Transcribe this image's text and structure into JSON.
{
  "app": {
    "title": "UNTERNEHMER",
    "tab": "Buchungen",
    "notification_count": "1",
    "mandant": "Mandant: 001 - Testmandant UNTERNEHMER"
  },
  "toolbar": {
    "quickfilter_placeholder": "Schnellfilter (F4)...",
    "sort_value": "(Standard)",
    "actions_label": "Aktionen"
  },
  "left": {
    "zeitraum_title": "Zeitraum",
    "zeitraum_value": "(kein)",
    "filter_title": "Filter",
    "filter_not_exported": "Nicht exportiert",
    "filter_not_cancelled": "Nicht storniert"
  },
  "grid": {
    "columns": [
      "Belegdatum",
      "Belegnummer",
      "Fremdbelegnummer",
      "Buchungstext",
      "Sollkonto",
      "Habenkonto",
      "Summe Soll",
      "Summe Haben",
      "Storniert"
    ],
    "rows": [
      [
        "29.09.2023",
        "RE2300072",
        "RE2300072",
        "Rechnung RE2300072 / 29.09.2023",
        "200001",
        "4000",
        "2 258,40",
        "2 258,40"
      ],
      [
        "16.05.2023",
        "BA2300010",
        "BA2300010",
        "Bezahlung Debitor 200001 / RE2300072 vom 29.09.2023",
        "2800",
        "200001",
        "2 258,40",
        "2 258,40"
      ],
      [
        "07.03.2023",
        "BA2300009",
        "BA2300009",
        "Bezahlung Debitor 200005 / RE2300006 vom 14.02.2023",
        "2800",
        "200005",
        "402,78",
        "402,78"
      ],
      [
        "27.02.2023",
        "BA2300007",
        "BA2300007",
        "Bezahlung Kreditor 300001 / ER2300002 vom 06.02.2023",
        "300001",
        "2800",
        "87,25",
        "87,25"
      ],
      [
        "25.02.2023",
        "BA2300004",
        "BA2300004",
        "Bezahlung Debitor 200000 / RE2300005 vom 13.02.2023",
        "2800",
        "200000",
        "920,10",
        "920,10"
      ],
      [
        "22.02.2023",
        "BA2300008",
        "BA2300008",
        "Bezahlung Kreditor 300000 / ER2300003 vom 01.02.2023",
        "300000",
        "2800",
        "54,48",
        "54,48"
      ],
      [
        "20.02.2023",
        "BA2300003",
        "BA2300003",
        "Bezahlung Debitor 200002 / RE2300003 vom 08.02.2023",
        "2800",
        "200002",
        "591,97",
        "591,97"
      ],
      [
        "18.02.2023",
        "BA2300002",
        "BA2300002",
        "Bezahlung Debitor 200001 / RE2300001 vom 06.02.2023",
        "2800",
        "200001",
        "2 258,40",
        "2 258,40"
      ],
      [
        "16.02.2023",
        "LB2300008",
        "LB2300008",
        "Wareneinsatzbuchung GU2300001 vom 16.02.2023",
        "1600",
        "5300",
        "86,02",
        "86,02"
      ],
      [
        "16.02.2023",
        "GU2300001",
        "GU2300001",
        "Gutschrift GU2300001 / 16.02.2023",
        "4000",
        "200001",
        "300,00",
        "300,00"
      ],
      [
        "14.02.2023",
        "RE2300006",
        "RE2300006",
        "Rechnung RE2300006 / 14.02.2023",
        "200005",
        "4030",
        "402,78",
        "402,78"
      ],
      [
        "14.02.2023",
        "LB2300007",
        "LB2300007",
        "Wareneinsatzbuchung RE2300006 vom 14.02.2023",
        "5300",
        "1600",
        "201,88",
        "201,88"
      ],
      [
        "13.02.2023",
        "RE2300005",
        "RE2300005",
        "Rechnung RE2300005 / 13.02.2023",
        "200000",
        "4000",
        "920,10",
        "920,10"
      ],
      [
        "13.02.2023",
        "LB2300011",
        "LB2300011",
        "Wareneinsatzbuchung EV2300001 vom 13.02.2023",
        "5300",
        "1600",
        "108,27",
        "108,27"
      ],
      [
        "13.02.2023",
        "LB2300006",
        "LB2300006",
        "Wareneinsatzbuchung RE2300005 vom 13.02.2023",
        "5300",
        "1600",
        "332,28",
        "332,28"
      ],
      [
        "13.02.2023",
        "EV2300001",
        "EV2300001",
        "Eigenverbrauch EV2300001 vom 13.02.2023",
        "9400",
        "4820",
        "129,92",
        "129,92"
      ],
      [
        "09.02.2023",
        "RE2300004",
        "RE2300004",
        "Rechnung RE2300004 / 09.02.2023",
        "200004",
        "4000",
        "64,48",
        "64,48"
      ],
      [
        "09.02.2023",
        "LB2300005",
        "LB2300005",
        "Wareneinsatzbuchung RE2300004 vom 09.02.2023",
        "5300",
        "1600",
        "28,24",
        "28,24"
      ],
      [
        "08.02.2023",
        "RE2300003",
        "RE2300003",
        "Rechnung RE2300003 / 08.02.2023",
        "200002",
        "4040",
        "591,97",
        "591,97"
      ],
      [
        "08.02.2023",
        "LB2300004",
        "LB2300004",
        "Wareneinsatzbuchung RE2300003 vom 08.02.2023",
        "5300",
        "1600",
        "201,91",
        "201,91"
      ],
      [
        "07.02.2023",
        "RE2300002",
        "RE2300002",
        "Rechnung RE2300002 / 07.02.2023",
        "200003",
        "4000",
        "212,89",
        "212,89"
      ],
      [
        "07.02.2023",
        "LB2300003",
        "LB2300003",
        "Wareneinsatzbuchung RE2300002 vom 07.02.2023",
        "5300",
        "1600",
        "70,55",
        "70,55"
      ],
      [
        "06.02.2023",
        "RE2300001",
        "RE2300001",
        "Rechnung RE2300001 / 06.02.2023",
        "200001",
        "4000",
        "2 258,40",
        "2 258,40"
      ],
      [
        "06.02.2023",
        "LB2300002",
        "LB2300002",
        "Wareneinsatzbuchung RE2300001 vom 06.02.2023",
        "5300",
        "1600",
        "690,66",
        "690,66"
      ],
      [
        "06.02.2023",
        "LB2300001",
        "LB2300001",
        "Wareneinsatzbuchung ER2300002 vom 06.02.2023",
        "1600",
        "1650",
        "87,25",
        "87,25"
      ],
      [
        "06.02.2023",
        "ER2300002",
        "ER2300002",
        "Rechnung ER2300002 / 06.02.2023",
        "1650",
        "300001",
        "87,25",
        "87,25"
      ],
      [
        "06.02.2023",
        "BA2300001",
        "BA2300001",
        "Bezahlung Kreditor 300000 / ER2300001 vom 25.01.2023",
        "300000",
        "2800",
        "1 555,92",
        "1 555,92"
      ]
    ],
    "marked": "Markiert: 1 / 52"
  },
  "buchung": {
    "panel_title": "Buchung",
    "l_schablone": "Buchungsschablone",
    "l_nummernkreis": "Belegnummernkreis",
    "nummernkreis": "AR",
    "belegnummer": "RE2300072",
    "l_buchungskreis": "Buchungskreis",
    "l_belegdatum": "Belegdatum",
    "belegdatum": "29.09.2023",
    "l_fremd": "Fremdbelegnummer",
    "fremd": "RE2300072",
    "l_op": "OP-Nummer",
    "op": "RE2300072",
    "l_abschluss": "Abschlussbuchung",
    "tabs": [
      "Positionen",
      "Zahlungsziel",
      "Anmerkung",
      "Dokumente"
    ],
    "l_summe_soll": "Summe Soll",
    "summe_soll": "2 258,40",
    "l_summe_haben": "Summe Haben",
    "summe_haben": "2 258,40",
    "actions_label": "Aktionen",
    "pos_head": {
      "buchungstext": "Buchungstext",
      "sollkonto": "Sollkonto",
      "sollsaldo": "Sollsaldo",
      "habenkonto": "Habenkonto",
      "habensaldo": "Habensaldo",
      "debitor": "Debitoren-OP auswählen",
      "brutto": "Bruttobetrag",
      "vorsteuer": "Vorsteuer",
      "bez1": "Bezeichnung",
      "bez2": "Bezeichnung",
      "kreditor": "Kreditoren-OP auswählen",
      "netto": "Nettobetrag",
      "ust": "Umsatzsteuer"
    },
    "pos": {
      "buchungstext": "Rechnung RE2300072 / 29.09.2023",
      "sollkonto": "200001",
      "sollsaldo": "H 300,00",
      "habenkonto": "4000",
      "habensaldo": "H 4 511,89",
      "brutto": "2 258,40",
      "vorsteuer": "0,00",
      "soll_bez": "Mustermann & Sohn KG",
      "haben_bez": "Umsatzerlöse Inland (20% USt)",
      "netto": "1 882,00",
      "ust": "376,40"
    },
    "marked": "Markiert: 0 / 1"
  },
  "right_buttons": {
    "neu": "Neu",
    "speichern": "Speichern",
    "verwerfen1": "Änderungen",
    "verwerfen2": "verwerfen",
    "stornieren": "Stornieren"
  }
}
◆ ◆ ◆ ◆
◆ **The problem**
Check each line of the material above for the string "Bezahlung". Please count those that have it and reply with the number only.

◆ **Written response**
8